SOURCE INFORMATION:
========================================================================

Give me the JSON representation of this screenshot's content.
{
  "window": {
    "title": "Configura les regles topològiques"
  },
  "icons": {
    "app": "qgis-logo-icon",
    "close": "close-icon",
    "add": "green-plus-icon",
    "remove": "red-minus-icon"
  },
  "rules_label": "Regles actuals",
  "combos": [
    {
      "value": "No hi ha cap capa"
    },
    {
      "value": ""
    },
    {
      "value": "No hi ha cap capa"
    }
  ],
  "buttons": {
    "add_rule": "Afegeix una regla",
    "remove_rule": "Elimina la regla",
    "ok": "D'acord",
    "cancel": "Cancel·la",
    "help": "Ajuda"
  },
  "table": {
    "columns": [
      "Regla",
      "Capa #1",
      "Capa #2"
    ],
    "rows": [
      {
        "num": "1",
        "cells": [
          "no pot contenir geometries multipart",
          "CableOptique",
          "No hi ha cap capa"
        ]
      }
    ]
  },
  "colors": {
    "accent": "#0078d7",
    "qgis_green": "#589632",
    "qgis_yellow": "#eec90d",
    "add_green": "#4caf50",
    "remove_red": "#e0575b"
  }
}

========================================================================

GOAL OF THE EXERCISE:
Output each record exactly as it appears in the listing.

EXERCISE OUTPUT:
Give me the JSON representation of this screenshot's content.
{
  "window": {
    "title": "Configura les regles topològiques"
  },
  "icons": {
    "app": "qgis-logo-icon",
    "close": "close-icon",
    "add": "green-plus-icon",
    "remove": "red-minus-icon"
  },
  "rules_label": "Regles actuals",
  "combos": [
    {
      "value": "No hi ha cap capa"
    },
    {
      "value": ""
    },
    {
      "value": "No hi ha cap capa"
    }
  ],
  "buttons": {
    "add_rule": "Afegeix una regla",
    "remove_rule": "Elimina la regla",
    "ok": "D'acord",
    "cancel": "Cancel·la",
    "help": "Ajuda"
  },
  "table": {
    "columns": [
      "Regla",
      "Capa #1",
      "Capa #2"
    ],
    "rows": [
      {
        "num": "1",
        "cells": [
          "no pot contenir geometries multipart",
          "CableOptique",
          "No hi ha cap capa"
        ]
      }
    ]
  },
  "colors": {
    "accent": "#0078d7",
    "qgis_green": "#589632",
    "qgis_yellow": "#eec90d",
    "add_green": "#4caf50",
    "remove_red": "#e0575b"
  }
}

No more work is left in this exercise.